I am reminded anew of the surprising ways we encounter God as God enters our world in hiddenness. I confess that too often I am in danger of missing the glory of God precisely because I do not want to admit that my God is a God of soiled diapers and bloody trees. Whether it is my own suffering or that of my neighbors, I find myself quietly yearning for heresy: for a God who is a stranger to pain; for good news of “health and wealth” rather than that of a crucified Lord.

I am reminded here of one of my husband’s favorite quotations by Nicholas Wolterstorff:

“It is said of God that no one can behold his face and live. I always thought this meant that no one could see his splendor and live. A friend said perhaps it means that no one could see his sorrow and live. Or perhaps his sorrow is his splendor.”

I am also reminded of a line from one of my favorite songs:

“And the earth trembled beneath the weight
of a father whose only son
hung ragged and royal on the throne
of his kingdom.”

This past week, I have found myself walking the streets of my neighborhood with the opening lines of Psalm 22 on my lips:

”My God, my God, why have you forsaken me? Why are you so far from helping me, from the words of my groaning? O my God, I cry by day but you do not answer; and by night, but find no rest.”

As I have prayed these words for myself and for the sisters and brothers I call neighbor, the words of the psalmist have emboldened me to consider how welcome is our suffering in the throne room of heaven. As I have the opportunity to invite those who are struggling with very real physical needs to draw near to Jesus, I can be confident that the ways that they are socially and physically lost do not place them at a distance from our Lord. Rather, in the very despair of their lives, they become even more his sisters and brothers for the psalmist’s words of anguish were Jesus’ own liturgy as he wrestled the forsakenness of his death.

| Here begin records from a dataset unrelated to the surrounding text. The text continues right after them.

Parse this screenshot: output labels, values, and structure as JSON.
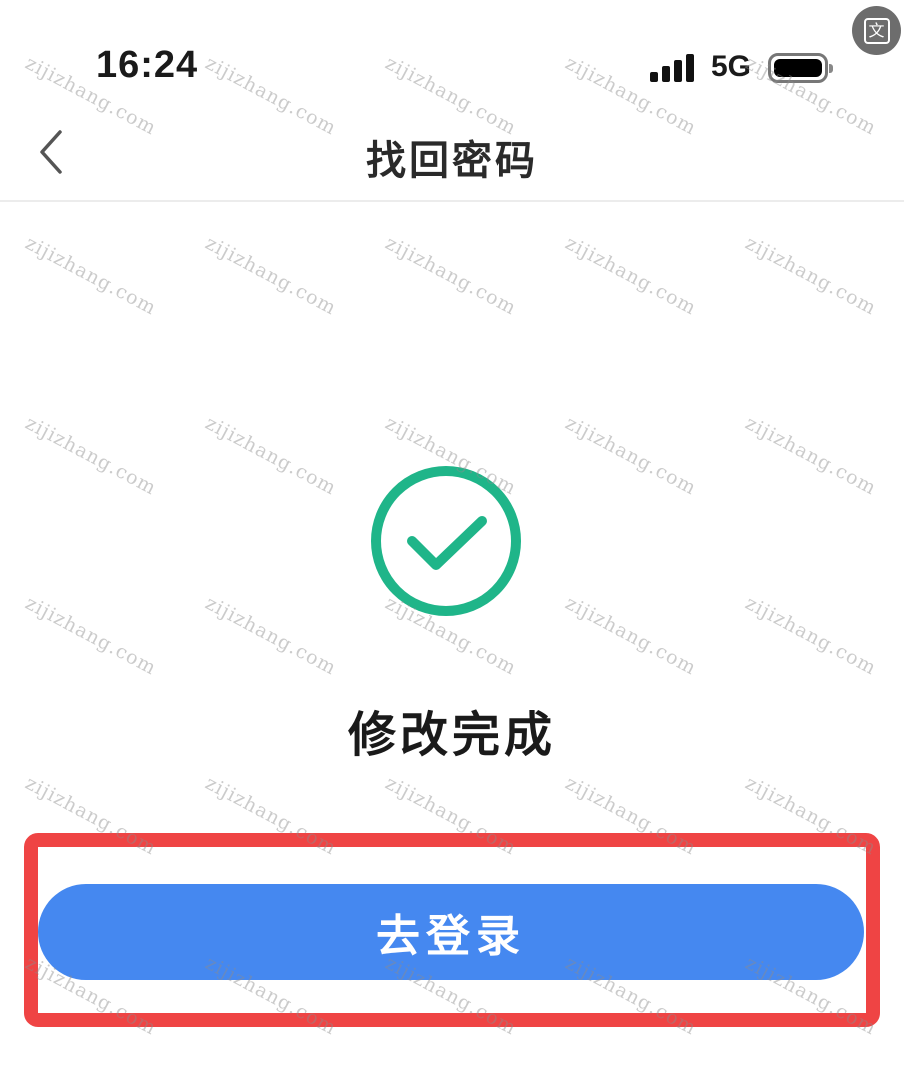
{
  "status_bar": {
    "time": "16:24",
    "network": "5G",
    "signal_bars": 4,
    "battery_icon": "battery-full-icon"
  },
  "translate_button": {
    "icon": "translate-icon",
    "glyph": "文"
  },
  "nav": {
    "back_icon": "chevron-left-icon",
    "title": "找回密码"
  },
  "result": {
    "icon": "check-circle-icon",
    "icon_color": "#1fb589",
    "message": "修改完成"
  },
  "action": {
    "login_label": "去登录",
    "button_color": "#4588f0",
    "highlight_color": "#ef4444"
  },
  "watermark": {
    "text": "zijizhang.com"
  }
}
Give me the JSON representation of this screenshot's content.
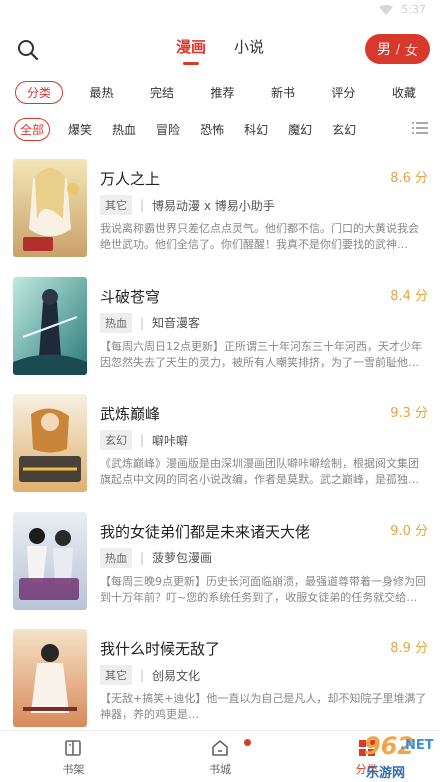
{
  "status": {
    "time": "5:37"
  },
  "header": {
    "tabs": [
      {
        "label": "漫画",
        "active": true
      },
      {
        "label": "小说",
        "active": false
      }
    ],
    "gender": {
      "active": "男",
      "separator": "/",
      "inactive": "女"
    }
  },
  "sort": [
    "分类",
    "最热",
    "完结",
    "推荐",
    "新书",
    "评分",
    "收藏"
  ],
  "genres": [
    "全部",
    "爆笑",
    "热血",
    "冒险",
    "恐怖",
    "科幻",
    "魔幻",
    "玄幻"
  ],
  "colors": {
    "accent": "#d8392c",
    "score": "#e8a33d"
  },
  "items": [
    {
      "title": "万人之上",
      "score": "8.6 分",
      "tag": "其它",
      "author": "博易动漫 x 博易小助手",
      "desc": "我说离称霸世界只差亿点点灵气。他们都不信。门口的大黄说我会绝世武功。他们全信了。你们醒醒！我真不是你们要找的武神…"
    },
    {
      "title": "斗破苍穹",
      "score": "8.4 分",
      "tag": "热血",
      "author": "知音漫客",
      "desc": "【每周六周日12点更新】正所谓三十年河东三十年河西，天才少年因忽然失去了天生的灵力，被所有人嘲笑排挤，为了一雪前耻他…"
    },
    {
      "title": "武炼巅峰",
      "score": "9.3 分",
      "tag": "玄幻",
      "author": "噼咔噼",
      "desc": "《武炼巅峰》漫画版是由深圳漫画团队噼咔噼绘制，根据阅文集团旗起点中文网的同名小说改编，作者是莫默。武之巅峰，是孤独…"
    },
    {
      "title": "我的女徒弟们都是未来诸天大佬",
      "score": "9.0 分",
      "tag": "热血",
      "author": "菠萝包漫画",
      "desc": "【每周三晚9点更新】历史长河面临崩溃，最强道尊带着一身修为回到十万年前？叮~您的系统任务到了，收服女徒弟的任务就交给…"
    },
    {
      "title": "我什么时候无敌了",
      "score": "8.9 分",
      "tag": "其它",
      "author": "创易文化",
      "desc": "【无敌+搞笑+迪化】他一直以为自己是凡人，却不知院子里堆满了神器，养的鸡更是…"
    }
  ],
  "bottom_nav": [
    {
      "label": "书架",
      "icon": "bookshelf-icon",
      "active": false
    },
    {
      "label": "书城",
      "icon": "bookstore-icon",
      "active": false,
      "badge": true
    },
    {
      "label": "分类",
      "icon": "category-icon",
      "active": true
    }
  ],
  "watermark": {
    "num": "962",
    "net": ".NET",
    "cn": "乐游网"
  }
}
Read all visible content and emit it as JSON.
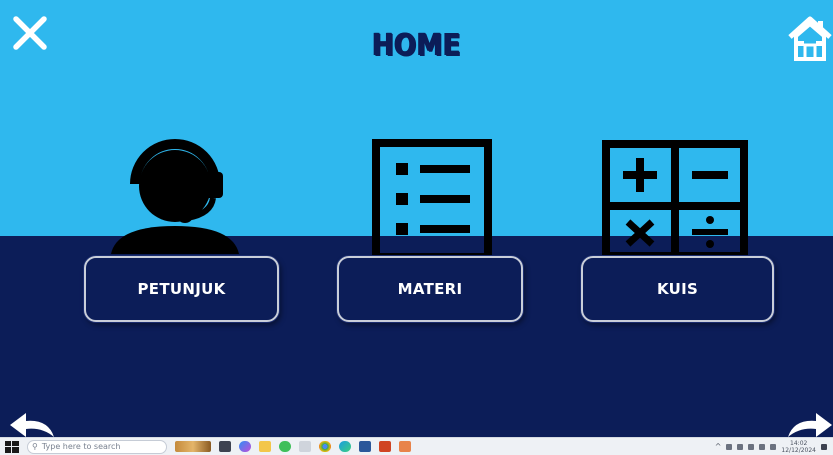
{
  "header": {
    "title": "HOME"
  },
  "menu": {
    "petunjuk_label": "PETUNJUK",
    "materi_label": "MATERI",
    "kuis_label": "KUIS"
  },
  "icons": {
    "close": "close-icon",
    "home": "home-icon",
    "petunjuk": "headset-user-icon",
    "materi": "list-document-icon",
    "kuis": "calculator-icon",
    "back": "back-arrow-icon",
    "next": "next-arrow-icon"
  },
  "taskbar": {
    "search_placeholder": "Type here to search",
    "time": "14:02",
    "date": "12/12/2024"
  },
  "colors": {
    "sky": "#2fb8ee",
    "navy": "#0c1d58",
    "white": "#ffffff"
  }
}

It is my hope for my church that we would truly experience something of Martin Luther’s “hidden God.” It is my prayer that as we engage the unique needs of a little corner of South L.A. with the good news of a crucified Lord we would become a people who could sing, with hearts that are glad: Poverty. Worship His poverty.